The Evo X made its debut to the general public in January. Designed with an all-new 4B11/T powerplant, the Evo X offers some promising performance results straight from the showroom to the track. The factory-rated 291 hp and 300 lb-ft of torque 2.0L mill was engineered to pump out an impressive 145.5 hp per liter displacement. The largest horsepower per liter in its class. Among numerous refinements and improvements from the previous 4G63 powerplant to the new 4B11 unit is the use of a MIVEC variable valve timing system used on both intake and exhaust camshafts, whereas its previous ancestor only used one.
The release of the new Evo X meant uncharted territory for those who were once familiar with the previous generation Mitsubishis. The factory ECM is one realm of uncertainty among many aftermarket performance tuners. We've even received word that Mitsubishi has kept their ECU schematics under lock and key even months after the car was released. While the tuning aspects remain a mystery, we can assume it's only a few months before a performance shop or brainiac engineer learns to unlock the ECM's code.
Dyno Test Results
Strapped to the dyno, we made a series of pulls to obtain a good baseline horsepower rating. At the Dynamic Autosports Mustang dyno, known by many to be one of the more stingier dynos in California, the car belted out 237 hp and 247 lb-ft of torque.
Exhaust, mid-pipe, nuts and bolts, gaskets, stickers
We were lucky enough to receive the new 5Zigen ZZ exhaust for our Evo X as it came fresh off the boat the day before our scheduled test date. The 5Zigen ZZ exhaust system consists of a SUS034 stainless steel canister and 100mm tip with an integrated silencer designed within the unit to keep decibels within legal limits for California usage. The B-pipe is comprised of a full stainless SUS436 and is 60.5mm in diameter. Along with some performance improvements, the ZZ exhaust has some visual appeal as well. The factory exhaust tip units were designed with a more oval appearance, while the 5Zigen ZZ setup was fabricated with the sportier round tips.
The 60.5mm B-pipe section was similar in size to the factory unit. 5Zigen specifically designed such a small main pipe diameter due to new Japan JASMA (government regulation) laws. Companies such as 5Zigen sell axel-back units with the B-pipe as an optional unit in Japan.
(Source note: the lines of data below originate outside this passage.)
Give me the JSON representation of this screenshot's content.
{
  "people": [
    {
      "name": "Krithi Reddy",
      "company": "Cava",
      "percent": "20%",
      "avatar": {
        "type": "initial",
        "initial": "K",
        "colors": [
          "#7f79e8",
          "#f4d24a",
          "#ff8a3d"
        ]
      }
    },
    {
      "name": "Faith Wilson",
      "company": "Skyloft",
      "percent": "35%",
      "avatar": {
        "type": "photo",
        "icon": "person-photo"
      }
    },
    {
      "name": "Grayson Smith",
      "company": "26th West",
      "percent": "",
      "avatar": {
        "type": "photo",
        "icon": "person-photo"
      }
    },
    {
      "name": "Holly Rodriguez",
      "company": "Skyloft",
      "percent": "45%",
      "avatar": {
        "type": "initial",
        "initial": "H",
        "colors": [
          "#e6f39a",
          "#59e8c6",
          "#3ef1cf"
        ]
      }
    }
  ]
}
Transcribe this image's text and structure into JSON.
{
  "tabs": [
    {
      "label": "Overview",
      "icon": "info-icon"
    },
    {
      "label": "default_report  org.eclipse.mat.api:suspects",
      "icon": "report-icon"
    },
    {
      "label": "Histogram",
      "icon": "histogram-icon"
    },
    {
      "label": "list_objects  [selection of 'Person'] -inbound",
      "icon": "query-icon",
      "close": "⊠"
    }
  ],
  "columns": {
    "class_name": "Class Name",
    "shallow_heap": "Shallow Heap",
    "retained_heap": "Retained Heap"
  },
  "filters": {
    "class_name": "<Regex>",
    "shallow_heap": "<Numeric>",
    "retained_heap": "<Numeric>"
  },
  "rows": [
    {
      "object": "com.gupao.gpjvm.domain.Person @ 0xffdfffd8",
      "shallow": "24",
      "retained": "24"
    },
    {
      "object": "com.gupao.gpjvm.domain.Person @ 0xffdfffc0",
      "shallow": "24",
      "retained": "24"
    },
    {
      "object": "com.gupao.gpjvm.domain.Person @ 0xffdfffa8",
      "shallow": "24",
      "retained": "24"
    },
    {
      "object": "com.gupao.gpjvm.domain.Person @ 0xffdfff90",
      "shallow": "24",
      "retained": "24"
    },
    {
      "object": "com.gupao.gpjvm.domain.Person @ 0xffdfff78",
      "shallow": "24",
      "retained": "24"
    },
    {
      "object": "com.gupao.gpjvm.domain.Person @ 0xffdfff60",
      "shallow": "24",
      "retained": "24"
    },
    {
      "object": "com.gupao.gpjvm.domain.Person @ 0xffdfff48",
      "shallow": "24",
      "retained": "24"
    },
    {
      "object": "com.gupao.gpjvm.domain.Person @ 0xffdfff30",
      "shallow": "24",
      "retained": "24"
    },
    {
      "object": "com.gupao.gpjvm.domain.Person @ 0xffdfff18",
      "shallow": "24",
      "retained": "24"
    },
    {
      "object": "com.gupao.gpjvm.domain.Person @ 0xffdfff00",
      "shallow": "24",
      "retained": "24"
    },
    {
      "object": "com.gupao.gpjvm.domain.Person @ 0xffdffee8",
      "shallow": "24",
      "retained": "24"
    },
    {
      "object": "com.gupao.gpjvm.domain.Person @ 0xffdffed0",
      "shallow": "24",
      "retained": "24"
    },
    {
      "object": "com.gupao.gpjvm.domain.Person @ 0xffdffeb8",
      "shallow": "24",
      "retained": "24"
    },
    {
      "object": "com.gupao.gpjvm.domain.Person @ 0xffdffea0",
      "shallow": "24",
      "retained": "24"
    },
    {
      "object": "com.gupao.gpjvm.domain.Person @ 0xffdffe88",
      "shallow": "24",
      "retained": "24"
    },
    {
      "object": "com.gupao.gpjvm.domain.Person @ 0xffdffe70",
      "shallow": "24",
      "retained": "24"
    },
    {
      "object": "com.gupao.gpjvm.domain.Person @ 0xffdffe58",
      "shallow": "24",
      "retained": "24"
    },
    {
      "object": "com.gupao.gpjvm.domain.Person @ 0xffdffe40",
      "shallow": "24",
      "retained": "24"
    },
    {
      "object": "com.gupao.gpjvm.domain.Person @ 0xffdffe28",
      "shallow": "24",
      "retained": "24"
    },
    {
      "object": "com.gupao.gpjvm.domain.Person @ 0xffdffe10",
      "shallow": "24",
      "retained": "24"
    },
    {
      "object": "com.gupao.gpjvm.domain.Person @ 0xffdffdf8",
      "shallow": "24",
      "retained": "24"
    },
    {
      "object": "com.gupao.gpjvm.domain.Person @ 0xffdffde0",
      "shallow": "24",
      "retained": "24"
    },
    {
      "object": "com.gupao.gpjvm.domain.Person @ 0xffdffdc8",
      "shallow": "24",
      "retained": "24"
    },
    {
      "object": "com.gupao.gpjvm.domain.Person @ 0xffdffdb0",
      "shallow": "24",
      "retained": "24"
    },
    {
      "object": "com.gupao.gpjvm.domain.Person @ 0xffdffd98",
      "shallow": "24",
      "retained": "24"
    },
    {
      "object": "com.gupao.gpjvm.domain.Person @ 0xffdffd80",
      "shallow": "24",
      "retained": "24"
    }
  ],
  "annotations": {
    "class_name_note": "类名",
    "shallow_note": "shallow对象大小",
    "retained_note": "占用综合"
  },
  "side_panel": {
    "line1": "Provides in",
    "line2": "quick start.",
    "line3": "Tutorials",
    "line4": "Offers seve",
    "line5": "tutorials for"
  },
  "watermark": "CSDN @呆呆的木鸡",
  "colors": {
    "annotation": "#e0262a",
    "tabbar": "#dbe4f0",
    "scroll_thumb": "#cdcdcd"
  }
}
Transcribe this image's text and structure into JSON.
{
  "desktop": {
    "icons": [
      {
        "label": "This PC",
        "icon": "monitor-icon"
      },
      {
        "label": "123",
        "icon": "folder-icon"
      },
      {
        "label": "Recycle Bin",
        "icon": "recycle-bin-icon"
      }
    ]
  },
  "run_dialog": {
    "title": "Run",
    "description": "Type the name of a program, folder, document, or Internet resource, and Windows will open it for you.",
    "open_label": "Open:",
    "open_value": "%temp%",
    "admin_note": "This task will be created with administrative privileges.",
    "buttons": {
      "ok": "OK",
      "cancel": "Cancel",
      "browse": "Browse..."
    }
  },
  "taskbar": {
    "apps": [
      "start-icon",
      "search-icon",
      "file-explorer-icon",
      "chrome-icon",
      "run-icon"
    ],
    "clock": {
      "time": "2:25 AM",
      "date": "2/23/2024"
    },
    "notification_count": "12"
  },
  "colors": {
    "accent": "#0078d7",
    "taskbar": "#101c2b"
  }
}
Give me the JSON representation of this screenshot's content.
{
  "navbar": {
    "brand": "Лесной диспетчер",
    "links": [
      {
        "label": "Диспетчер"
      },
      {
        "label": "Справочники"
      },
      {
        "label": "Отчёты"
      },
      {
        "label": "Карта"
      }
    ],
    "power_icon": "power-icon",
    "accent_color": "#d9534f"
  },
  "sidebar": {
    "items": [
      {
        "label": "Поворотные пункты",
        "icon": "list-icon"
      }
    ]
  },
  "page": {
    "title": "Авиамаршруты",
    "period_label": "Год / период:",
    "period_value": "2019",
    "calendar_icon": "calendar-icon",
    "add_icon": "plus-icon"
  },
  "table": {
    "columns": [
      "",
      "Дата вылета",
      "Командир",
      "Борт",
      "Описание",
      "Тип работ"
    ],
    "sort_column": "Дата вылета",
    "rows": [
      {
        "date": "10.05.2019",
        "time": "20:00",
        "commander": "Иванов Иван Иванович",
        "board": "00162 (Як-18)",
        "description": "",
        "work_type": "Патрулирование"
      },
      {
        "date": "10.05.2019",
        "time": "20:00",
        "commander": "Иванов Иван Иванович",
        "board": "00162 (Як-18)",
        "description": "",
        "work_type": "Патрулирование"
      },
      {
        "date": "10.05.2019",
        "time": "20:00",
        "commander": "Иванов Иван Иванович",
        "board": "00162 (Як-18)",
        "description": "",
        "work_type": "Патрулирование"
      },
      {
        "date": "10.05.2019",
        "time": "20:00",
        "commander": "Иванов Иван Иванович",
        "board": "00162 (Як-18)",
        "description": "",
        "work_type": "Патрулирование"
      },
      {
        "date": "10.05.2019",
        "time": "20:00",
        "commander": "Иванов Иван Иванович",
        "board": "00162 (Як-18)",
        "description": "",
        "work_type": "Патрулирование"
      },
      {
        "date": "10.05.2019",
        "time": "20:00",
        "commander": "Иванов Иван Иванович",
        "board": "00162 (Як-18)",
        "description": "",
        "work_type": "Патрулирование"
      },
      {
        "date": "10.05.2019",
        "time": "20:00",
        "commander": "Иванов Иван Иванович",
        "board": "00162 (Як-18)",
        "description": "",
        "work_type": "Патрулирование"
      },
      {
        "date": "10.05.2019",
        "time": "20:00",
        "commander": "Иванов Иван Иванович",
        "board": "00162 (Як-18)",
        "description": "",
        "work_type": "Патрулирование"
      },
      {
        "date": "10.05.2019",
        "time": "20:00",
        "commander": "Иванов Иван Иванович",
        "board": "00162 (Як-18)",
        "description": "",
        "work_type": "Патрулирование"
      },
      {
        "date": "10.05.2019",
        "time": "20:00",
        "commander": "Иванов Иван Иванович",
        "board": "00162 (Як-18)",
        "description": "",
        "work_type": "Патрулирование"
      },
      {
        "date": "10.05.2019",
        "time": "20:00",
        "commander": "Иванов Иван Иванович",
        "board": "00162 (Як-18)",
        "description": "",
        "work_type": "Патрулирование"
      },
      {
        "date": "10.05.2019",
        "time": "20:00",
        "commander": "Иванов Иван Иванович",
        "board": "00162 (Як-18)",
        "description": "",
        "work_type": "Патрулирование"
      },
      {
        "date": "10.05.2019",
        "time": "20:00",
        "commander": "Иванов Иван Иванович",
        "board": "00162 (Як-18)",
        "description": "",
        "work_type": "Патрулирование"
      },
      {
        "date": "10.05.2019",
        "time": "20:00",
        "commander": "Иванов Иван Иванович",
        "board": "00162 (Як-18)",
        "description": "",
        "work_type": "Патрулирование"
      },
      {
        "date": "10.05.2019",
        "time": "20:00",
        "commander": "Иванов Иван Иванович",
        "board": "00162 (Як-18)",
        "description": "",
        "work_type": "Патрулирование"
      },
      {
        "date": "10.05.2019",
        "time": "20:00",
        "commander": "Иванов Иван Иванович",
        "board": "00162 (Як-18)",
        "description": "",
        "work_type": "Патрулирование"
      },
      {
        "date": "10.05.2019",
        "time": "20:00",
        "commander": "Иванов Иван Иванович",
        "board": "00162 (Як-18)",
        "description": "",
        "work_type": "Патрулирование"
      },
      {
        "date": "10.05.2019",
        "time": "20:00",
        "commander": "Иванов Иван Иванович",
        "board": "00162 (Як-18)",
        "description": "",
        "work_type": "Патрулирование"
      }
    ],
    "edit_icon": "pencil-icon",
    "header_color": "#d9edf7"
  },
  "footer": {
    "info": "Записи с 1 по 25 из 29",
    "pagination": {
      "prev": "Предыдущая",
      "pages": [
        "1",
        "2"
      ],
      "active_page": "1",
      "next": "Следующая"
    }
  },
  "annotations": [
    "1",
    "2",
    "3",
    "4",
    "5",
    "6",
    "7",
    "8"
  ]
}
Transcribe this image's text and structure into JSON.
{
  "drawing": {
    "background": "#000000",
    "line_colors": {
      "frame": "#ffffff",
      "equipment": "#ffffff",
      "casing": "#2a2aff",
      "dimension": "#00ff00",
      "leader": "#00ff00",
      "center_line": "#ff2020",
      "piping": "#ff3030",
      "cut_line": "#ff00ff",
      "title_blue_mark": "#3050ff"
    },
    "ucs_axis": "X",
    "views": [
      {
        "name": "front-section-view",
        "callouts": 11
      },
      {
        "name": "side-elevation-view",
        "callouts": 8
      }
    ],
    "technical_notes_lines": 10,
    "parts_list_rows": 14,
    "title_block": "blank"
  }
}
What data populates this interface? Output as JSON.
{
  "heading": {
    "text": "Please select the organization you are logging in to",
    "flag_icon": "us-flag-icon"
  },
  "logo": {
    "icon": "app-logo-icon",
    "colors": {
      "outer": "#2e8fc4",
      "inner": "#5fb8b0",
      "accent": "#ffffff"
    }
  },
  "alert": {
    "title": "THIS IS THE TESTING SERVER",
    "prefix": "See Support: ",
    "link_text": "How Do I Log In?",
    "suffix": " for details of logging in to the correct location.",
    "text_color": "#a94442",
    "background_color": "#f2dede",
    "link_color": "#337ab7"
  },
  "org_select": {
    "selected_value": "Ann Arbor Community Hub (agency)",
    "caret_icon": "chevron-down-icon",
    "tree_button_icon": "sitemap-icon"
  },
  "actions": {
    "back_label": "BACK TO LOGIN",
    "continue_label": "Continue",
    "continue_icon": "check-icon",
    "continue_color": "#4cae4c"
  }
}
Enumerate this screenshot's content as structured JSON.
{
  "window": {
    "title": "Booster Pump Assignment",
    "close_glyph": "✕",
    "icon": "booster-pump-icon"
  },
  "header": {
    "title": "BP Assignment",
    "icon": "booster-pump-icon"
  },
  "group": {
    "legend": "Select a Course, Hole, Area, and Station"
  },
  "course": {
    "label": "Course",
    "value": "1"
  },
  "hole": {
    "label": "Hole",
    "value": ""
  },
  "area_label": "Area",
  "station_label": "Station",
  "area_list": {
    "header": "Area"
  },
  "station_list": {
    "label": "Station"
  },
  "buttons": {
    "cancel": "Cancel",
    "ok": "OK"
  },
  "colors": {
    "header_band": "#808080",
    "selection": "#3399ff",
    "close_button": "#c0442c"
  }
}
While Japan's exhaust setup is sold in two separate pieces, the U.S. version is sold as a catback setup. 5Zigen also plans to release a 70.5mm single outlet unit as a race version within the next few months for the Evo X. Installation of the exhaust can be a pain in the ass if you attempt to tackle the project on your own. We suggest getting assistance from a friend or neighbor to help speed up the process. A can of WD40 comes a long way when finagling the rubber exhaust bushings off the old system and onto the new unit.
5Zigen ZZ Evo X Cat-Back Exhaust...
5Zigen ZZ Evo X Cat-Back Exhaust System
Dyno Test Results
The Evo X responded well to the new exhaust setup, as peak power and torque figures increased by 4 hp and 4 lb-ft of torque. Lower rpm figures remained consistent with stock dyno numbers but we noticed a change at 4,350 rpm with an increase of 7 hp and 6 lb-ft of torque. Both torque and horsepower numbers maintained a consistent range of 7 to 9 hp up until 4,810 rpm. An increase was present once again at 5,230 rpm as dyno charts show the largest margin in pickup of 11 hp and 10 lb-ft of torque at 6,200 rpm, and once gain at 6,620 rpm as we see a steady increase in numbers continue till redline.
Intake, K&N air filter, crankcase breather hose, four-ply silicone couplers, silicone BOV return hose, hose clamps, stickers, and instructions
Dyno with 5Zigen ZZ Evo X...
Dyno with 5Zigen ZZ Evo X Exhuast
+4HP and 4LB-FT of Torque